Exercise requirements – Take from the records below each line that holds "play".

Supplied data –

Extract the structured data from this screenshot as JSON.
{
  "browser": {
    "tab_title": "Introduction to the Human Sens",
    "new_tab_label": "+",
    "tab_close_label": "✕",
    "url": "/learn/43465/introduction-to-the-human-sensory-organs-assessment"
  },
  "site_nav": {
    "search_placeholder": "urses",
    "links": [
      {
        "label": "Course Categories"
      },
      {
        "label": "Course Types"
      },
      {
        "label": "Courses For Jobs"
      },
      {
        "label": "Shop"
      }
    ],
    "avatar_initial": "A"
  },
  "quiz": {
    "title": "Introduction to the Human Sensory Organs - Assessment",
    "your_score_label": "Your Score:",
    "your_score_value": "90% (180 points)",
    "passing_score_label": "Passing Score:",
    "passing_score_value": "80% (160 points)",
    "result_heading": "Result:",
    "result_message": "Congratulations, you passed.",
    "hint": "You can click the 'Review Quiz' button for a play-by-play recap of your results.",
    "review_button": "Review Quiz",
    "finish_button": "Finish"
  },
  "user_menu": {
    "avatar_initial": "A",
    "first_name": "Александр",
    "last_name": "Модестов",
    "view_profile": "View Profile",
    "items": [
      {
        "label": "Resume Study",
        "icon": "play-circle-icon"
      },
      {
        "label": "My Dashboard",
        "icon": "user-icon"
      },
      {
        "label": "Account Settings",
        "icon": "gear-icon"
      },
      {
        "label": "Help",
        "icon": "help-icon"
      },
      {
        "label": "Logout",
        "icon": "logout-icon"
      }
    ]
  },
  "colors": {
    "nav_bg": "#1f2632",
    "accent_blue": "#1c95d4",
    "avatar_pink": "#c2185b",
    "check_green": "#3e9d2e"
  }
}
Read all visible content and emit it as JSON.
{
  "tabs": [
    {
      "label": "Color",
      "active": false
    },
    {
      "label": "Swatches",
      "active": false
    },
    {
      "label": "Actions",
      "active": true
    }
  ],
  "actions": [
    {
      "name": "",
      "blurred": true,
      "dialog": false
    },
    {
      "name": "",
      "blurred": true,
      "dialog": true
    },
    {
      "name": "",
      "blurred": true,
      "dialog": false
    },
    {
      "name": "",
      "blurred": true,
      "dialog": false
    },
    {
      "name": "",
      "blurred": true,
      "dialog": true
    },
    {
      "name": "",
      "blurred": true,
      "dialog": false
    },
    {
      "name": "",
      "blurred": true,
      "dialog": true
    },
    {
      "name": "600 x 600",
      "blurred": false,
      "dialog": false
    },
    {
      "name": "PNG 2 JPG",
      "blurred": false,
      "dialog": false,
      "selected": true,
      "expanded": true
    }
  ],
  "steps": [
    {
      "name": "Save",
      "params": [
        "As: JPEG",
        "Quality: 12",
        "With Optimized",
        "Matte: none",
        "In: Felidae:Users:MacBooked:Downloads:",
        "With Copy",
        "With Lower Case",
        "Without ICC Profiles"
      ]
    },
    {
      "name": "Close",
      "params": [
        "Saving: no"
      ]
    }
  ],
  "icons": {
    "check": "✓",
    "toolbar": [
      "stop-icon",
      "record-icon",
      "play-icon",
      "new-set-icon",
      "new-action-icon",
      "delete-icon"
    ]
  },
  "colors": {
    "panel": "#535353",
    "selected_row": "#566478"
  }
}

Response to this task –
    "hint": "You can click the 'Review Quiz' button for a play-by-play recap of your results.",
        "icon": "play-circle-icon"
      "play-icon",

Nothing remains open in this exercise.